Exercise requirements
Which lines of the listing hold the string "close"? Copy those lines.

==========

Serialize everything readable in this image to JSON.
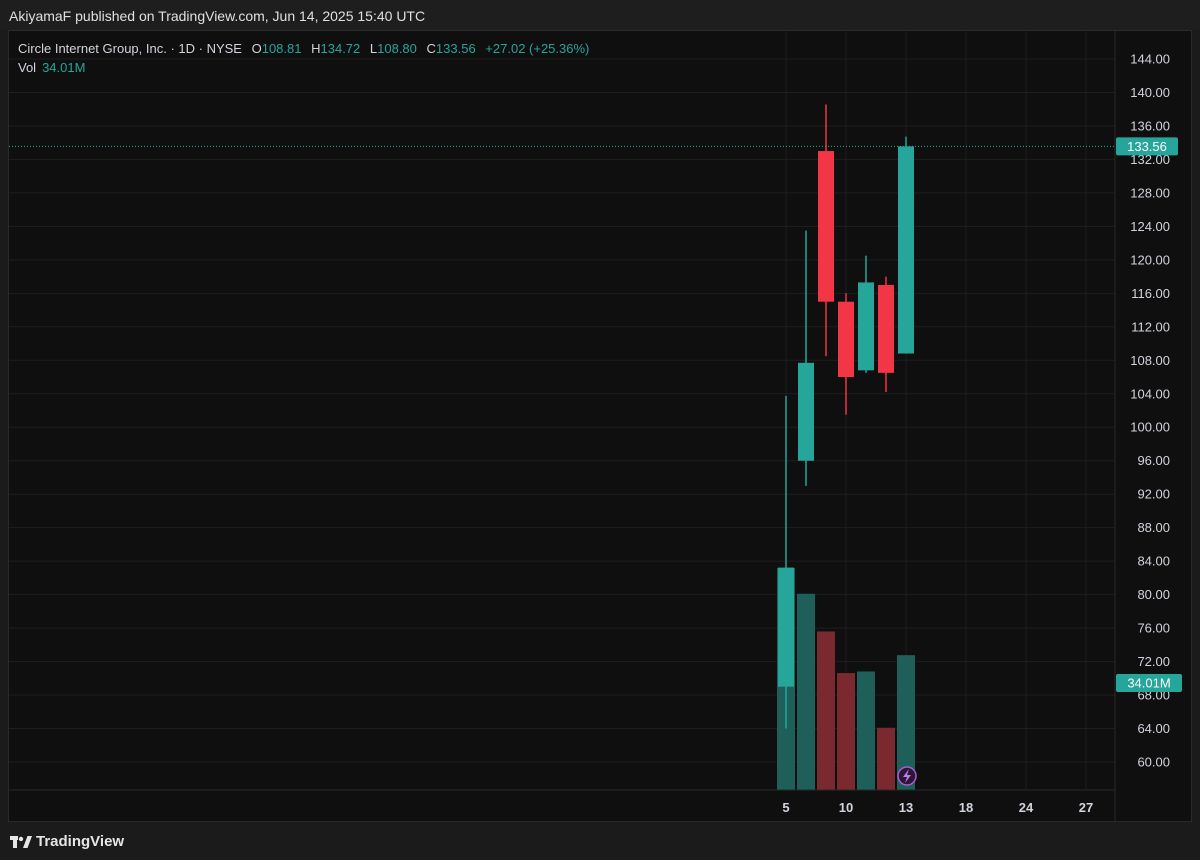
{
  "header": {
    "publish_line": "AkiyamaF published on TradingView.com, Jun 14, 2025 15:40 UTC"
  },
  "legend": {
    "symbol": "Circle Internet Group, Inc. · 1D · NYSE",
    "o_label": "O",
    "o_value": "108.81",
    "h_label": "H",
    "h_value": "134.72",
    "l_label": "L",
    "l_value": "108.80",
    "c_label": "C",
    "c_value": "133.56",
    "change": "+27.02 (+25.36%)",
    "vol_label": "Vol",
    "vol_value": "34.01M"
  },
  "price_axis": {
    "ticks": [
      "144.00",
      "140.00",
      "136.00",
      "132.00",
      "128.00",
      "124.00",
      "120.00",
      "116.00",
      "112.00",
      "108.00",
      "104.00",
      "100.00",
      "96.00",
      "92.00",
      "88.00",
      "84.00",
      "80.00",
      "76.00",
      "72.00",
      "68.00",
      "64.00",
      "60.00"
    ],
    "last_price_label": "133.56",
    "last_volume_label": "34.01M"
  },
  "time_axis": {
    "ticks": [
      "5",
      "10",
      "13",
      "18",
      "24",
      "27"
    ]
  },
  "footer": {
    "brand": "TradingView"
  },
  "colors": {
    "up": "#26a69a",
    "down": "#f23645",
    "vol_up": "#1f5f59",
    "vol_down": "#7a2a2e",
    "background": "#0f0f0f",
    "grid": "#1e1e1e",
    "text": "#d1d4dc"
  },
  "chart_data": {
    "type": "candlestick",
    "title": "Circle Internet Group, Inc. · 1D · NYSE",
    "ylim": [
      57,
      147
    ],
    "last_price": 133.56,
    "candles": [
      {
        "date": "Jun 5",
        "open": 69.0,
        "high": 103.75,
        "low": 64.0,
        "close": 83.23
      },
      {
        "date": "Jun 6",
        "open": 96.0,
        "high": 123.5,
        "low": 93.0,
        "close": 107.7
      },
      {
        "date": "Jun 9",
        "open": 133.0,
        "high": 138.57,
        "low": 108.5,
        "close": 115.0
      },
      {
        "date": "Jun 10",
        "open": 115.0,
        "high": 116.0,
        "low": 101.5,
        "close": 106.0
      },
      {
        "date": "Jun 11",
        "open": 106.8,
        "high": 120.5,
        "low": 106.5,
        "close": 117.3
      },
      {
        "date": "Jun 12",
        "open": 117.0,
        "high": 118.0,
        "low": 104.2,
        "close": 106.5
      },
      {
        "date": "Jun 13",
        "open": 108.81,
        "high": 134.72,
        "low": 108.8,
        "close": 133.56
      }
    ],
    "volume": {
      "values_m": [
        56,
        49.5,
        40.0,
        29.5,
        29.9,
        15.7,
        34.01
      ],
      "directions": [
        "up",
        "up",
        "down",
        "down",
        "up",
        "down",
        "up"
      ]
    }
  }
}
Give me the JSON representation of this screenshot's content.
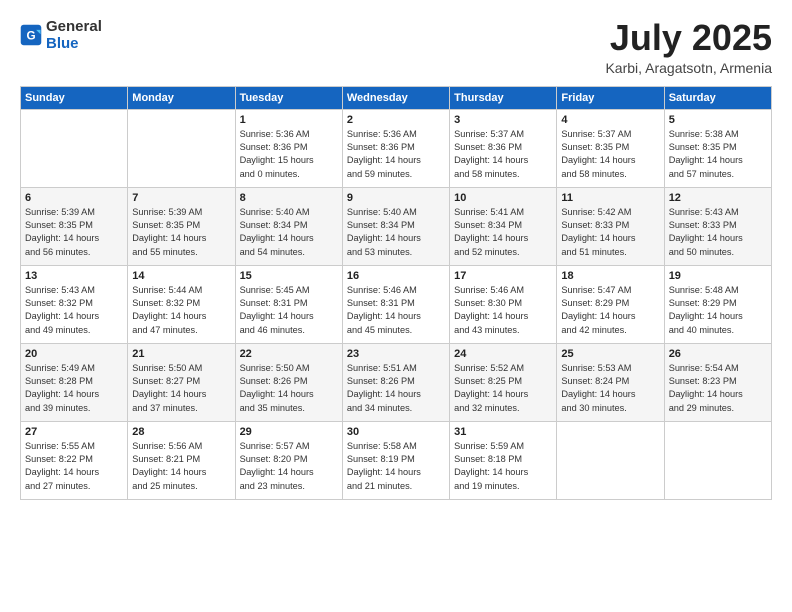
{
  "header": {
    "logo_general": "General",
    "logo_blue": "Blue",
    "month": "July 2025",
    "location": "Karbi, Aragatsotn, Armenia"
  },
  "days_of_week": [
    "Sunday",
    "Monday",
    "Tuesday",
    "Wednesday",
    "Thursday",
    "Friday",
    "Saturday"
  ],
  "weeks": [
    [
      {
        "day": "",
        "info": ""
      },
      {
        "day": "",
        "info": ""
      },
      {
        "day": "1",
        "info": "Sunrise: 5:36 AM\nSunset: 8:36 PM\nDaylight: 15 hours\nand 0 minutes."
      },
      {
        "day": "2",
        "info": "Sunrise: 5:36 AM\nSunset: 8:36 PM\nDaylight: 14 hours\nand 59 minutes."
      },
      {
        "day": "3",
        "info": "Sunrise: 5:37 AM\nSunset: 8:36 PM\nDaylight: 14 hours\nand 58 minutes."
      },
      {
        "day": "4",
        "info": "Sunrise: 5:37 AM\nSunset: 8:35 PM\nDaylight: 14 hours\nand 58 minutes."
      },
      {
        "day": "5",
        "info": "Sunrise: 5:38 AM\nSunset: 8:35 PM\nDaylight: 14 hours\nand 57 minutes."
      }
    ],
    [
      {
        "day": "6",
        "info": "Sunrise: 5:39 AM\nSunset: 8:35 PM\nDaylight: 14 hours\nand 56 minutes."
      },
      {
        "day": "7",
        "info": "Sunrise: 5:39 AM\nSunset: 8:35 PM\nDaylight: 14 hours\nand 55 minutes."
      },
      {
        "day": "8",
        "info": "Sunrise: 5:40 AM\nSunset: 8:34 PM\nDaylight: 14 hours\nand 54 minutes."
      },
      {
        "day": "9",
        "info": "Sunrise: 5:40 AM\nSunset: 8:34 PM\nDaylight: 14 hours\nand 53 minutes."
      },
      {
        "day": "10",
        "info": "Sunrise: 5:41 AM\nSunset: 8:34 PM\nDaylight: 14 hours\nand 52 minutes."
      },
      {
        "day": "11",
        "info": "Sunrise: 5:42 AM\nSunset: 8:33 PM\nDaylight: 14 hours\nand 51 minutes."
      },
      {
        "day": "12",
        "info": "Sunrise: 5:43 AM\nSunset: 8:33 PM\nDaylight: 14 hours\nand 50 minutes."
      }
    ],
    [
      {
        "day": "13",
        "info": "Sunrise: 5:43 AM\nSunset: 8:32 PM\nDaylight: 14 hours\nand 49 minutes."
      },
      {
        "day": "14",
        "info": "Sunrise: 5:44 AM\nSunset: 8:32 PM\nDaylight: 14 hours\nand 47 minutes."
      },
      {
        "day": "15",
        "info": "Sunrise: 5:45 AM\nSunset: 8:31 PM\nDaylight: 14 hours\nand 46 minutes."
      },
      {
        "day": "16",
        "info": "Sunrise: 5:46 AM\nSunset: 8:31 PM\nDaylight: 14 hours\nand 45 minutes."
      },
      {
        "day": "17",
        "info": "Sunrise: 5:46 AM\nSunset: 8:30 PM\nDaylight: 14 hours\nand 43 minutes."
      },
      {
        "day": "18",
        "info": "Sunrise: 5:47 AM\nSunset: 8:29 PM\nDaylight: 14 hours\nand 42 minutes."
      },
      {
        "day": "19",
        "info": "Sunrise: 5:48 AM\nSunset: 8:29 PM\nDaylight: 14 hours\nand 40 minutes."
      }
    ],
    [
      {
        "day": "20",
        "info": "Sunrise: 5:49 AM\nSunset: 8:28 PM\nDaylight: 14 hours\nand 39 minutes."
      },
      {
        "day": "21",
        "info": "Sunrise: 5:50 AM\nSunset: 8:27 PM\nDaylight: 14 hours\nand 37 minutes."
      },
      {
        "day": "22",
        "info": "Sunrise: 5:50 AM\nSunset: 8:26 PM\nDaylight: 14 hours\nand 35 minutes."
      },
      {
        "day": "23",
        "info": "Sunrise: 5:51 AM\nSunset: 8:26 PM\nDaylight: 14 hours\nand 34 minutes."
      },
      {
        "day": "24",
        "info": "Sunrise: 5:52 AM\nSunset: 8:25 PM\nDaylight: 14 hours\nand 32 minutes."
      },
      {
        "day": "25",
        "info": "Sunrise: 5:53 AM\nSunset: 8:24 PM\nDaylight: 14 hours\nand 30 minutes."
      },
      {
        "day": "26",
        "info": "Sunrise: 5:54 AM\nSunset: 8:23 PM\nDaylight: 14 hours\nand 29 minutes."
      }
    ],
    [
      {
        "day": "27",
        "info": "Sunrise: 5:55 AM\nSunset: 8:22 PM\nDaylight: 14 hours\nand 27 minutes."
      },
      {
        "day": "28",
        "info": "Sunrise: 5:56 AM\nSunset: 8:21 PM\nDaylight: 14 hours\nand 25 minutes."
      },
      {
        "day": "29",
        "info": "Sunrise: 5:57 AM\nSunset: 8:20 PM\nDaylight: 14 hours\nand 23 minutes."
      },
      {
        "day": "30",
        "info": "Sunrise: 5:58 AM\nSunset: 8:19 PM\nDaylight: 14 hours\nand 21 minutes."
      },
      {
        "day": "31",
        "info": "Sunrise: 5:59 AM\nSunset: 8:18 PM\nDaylight: 14 hours\nand 19 minutes."
      },
      {
        "day": "",
        "info": ""
      },
      {
        "day": "",
        "info": ""
      }
    ]
  ]
}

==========

Solution to this task
        "close": 83.23
        "close": 107.7
        "close": 115.0
        "close": 106.0
        "close": 117.3
        "close": 106.5
        "close": 133.56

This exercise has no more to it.